The ABCs of Report Cards
For some students, the phrase “report card” comes with a sense of dread. As a parent, it can be hard to gauge how things are really going at school if your student is tight-lipped about his day and his report card feels like a jumble of letters or percentages.
After getting straight A’s last year, is your third year student suddenly having to labour over her reading assignments?
Does a C in Geometry mean your teenage daughter is spending too much time texting her friends instead of doing her homework? Or is she really struggling to comprehend proofs and theorems?
Is your son unable to pass his History tests despite spending hours pouring over note cards and study guides?
More Than Meets the Eye
Teachers may report that your student just needs to “try harder,” but there could be an underlying weakness in language processing that accounts for his low or inconsistent marks.
Difficulty with reading comprehension, following directions, and understanding jokes can be indicators of a weakness in language processing. Trouble with sounding out unfamiliar words or remembering even frequently seen words can also be indicators.

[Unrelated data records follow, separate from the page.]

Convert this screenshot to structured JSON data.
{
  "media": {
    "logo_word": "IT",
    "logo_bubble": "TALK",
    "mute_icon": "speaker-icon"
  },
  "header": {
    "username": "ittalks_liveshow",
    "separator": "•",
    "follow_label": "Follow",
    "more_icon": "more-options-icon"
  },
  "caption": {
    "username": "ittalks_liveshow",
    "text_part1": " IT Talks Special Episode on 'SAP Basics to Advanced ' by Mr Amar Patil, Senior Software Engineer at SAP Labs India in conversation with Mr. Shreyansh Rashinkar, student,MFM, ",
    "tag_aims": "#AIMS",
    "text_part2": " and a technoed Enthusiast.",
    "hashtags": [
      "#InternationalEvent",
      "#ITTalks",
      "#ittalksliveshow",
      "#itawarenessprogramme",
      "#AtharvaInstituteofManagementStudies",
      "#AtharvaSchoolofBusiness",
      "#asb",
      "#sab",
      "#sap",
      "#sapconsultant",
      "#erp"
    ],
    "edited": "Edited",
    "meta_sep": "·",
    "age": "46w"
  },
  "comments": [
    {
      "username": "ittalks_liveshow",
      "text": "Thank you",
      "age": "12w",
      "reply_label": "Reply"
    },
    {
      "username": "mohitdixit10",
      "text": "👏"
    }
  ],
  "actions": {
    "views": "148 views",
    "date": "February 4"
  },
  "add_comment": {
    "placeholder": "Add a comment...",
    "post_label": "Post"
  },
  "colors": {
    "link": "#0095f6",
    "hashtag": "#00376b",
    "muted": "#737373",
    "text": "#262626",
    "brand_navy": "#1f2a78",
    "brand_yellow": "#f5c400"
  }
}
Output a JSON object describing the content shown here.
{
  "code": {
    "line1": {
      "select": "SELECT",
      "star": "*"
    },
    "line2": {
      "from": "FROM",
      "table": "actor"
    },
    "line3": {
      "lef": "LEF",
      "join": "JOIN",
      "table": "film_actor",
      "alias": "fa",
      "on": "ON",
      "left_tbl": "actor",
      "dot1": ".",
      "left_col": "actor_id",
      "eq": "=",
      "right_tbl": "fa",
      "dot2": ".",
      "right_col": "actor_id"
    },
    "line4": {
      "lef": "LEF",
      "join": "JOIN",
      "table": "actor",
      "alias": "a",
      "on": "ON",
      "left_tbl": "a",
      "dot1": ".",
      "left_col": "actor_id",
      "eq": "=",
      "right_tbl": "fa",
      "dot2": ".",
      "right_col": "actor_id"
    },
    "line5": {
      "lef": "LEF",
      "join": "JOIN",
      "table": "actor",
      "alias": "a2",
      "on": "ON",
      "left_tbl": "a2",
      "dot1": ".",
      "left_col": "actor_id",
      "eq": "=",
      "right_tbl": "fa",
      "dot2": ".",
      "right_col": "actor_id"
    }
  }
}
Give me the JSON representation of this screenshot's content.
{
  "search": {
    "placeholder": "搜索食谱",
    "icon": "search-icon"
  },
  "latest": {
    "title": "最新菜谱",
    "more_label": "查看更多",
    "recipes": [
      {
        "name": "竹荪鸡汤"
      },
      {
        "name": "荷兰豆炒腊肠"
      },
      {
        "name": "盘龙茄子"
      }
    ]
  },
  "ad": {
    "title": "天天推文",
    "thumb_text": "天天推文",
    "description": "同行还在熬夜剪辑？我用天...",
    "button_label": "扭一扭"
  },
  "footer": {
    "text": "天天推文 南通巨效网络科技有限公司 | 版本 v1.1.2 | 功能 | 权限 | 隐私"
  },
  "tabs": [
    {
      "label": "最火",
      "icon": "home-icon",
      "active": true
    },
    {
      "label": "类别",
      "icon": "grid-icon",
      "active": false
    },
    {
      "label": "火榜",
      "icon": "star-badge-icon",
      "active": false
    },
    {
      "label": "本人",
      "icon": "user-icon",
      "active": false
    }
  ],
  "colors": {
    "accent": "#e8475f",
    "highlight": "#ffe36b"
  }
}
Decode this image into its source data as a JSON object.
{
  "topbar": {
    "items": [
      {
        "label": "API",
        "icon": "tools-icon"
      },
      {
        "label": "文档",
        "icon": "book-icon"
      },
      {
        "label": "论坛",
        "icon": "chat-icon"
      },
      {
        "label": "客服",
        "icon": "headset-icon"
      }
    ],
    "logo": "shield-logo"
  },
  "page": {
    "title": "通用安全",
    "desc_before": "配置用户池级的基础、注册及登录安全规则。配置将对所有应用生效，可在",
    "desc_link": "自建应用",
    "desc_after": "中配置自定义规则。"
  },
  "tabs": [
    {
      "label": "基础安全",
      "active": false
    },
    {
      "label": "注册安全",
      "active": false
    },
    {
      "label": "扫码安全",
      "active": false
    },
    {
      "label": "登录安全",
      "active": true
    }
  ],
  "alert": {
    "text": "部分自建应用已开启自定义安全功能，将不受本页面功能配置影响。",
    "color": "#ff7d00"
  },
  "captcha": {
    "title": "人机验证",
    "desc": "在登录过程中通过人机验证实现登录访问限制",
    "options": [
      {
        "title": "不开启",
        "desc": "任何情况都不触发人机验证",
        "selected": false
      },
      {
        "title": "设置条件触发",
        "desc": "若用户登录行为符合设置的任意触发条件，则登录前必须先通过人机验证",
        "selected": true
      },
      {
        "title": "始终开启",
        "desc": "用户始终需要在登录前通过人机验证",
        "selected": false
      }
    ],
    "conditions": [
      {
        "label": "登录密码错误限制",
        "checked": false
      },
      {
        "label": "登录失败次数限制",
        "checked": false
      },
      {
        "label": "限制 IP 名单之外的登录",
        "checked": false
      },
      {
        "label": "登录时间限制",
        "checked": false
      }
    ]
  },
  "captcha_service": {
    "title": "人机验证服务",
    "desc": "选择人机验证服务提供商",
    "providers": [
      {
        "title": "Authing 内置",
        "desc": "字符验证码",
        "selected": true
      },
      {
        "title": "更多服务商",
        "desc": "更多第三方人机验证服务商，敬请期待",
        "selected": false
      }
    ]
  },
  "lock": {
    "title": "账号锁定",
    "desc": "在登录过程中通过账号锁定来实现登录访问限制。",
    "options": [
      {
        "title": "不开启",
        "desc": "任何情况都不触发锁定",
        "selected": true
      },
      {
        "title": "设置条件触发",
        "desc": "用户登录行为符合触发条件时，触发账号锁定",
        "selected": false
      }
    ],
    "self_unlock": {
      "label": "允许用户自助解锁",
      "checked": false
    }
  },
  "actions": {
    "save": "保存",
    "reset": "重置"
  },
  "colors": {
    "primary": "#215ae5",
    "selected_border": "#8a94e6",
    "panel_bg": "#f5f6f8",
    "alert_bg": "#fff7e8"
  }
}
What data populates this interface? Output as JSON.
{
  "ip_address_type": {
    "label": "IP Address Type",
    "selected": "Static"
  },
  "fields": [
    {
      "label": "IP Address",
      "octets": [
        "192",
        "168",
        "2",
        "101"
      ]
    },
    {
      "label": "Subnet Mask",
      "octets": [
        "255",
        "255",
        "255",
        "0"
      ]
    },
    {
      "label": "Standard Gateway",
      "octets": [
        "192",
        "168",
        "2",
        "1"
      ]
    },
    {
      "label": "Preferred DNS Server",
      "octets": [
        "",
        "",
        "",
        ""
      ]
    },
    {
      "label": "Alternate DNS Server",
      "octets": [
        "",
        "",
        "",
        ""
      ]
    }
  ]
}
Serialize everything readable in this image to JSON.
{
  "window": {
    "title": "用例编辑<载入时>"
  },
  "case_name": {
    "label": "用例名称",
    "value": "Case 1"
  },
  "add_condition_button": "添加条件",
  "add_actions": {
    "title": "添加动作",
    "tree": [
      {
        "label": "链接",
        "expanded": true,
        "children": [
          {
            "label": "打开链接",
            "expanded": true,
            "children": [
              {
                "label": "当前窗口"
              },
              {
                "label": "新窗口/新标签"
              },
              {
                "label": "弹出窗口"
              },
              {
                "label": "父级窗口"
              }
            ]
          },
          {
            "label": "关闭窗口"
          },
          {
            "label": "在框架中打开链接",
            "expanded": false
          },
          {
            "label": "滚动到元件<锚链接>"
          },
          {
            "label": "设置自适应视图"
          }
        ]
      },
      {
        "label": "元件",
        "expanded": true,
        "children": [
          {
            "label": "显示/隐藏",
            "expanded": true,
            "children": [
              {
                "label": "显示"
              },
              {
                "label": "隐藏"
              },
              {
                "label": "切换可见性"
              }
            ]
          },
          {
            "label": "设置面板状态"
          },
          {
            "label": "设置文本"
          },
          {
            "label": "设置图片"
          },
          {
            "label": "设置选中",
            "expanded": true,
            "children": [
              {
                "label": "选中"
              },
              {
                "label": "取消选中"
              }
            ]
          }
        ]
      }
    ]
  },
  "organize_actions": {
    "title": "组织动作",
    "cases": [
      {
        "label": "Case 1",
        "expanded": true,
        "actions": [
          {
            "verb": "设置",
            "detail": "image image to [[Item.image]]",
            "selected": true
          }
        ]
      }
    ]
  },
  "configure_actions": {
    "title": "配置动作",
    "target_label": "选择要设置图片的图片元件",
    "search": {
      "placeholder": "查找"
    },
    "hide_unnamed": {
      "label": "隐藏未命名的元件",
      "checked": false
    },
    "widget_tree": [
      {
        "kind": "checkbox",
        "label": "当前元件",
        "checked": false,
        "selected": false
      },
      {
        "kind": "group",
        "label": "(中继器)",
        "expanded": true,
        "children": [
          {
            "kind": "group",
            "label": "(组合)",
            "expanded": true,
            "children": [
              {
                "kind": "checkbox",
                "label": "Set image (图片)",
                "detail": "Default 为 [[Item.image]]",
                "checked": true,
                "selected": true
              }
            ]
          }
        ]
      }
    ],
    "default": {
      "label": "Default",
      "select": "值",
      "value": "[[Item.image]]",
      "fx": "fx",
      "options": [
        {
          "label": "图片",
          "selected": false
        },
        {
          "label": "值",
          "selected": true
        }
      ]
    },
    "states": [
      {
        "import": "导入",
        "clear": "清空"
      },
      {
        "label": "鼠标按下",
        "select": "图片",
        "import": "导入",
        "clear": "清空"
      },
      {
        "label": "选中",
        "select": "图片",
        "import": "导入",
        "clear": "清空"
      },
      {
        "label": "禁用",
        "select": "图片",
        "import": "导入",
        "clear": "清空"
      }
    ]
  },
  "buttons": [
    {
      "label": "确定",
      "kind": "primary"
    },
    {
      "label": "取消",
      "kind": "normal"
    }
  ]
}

The Right Evaluation
A learning ability evaluation can provide you with specific information on your student’s strengths and weaknesses. It’s important to know your child’s potential in order to gauge their performance in the classroom. Can that B in Geography be an A? And what about that C in Maths? Should it be a B?
It’s important to know what your child is capable of when it comes to their marks so you can correctly evaluate their report cards. While your child might be counting down the days till summer, there’s still plenty of time to help him reach his potential this year.
Learn more about Lindamood-Bell’s evaluation process here.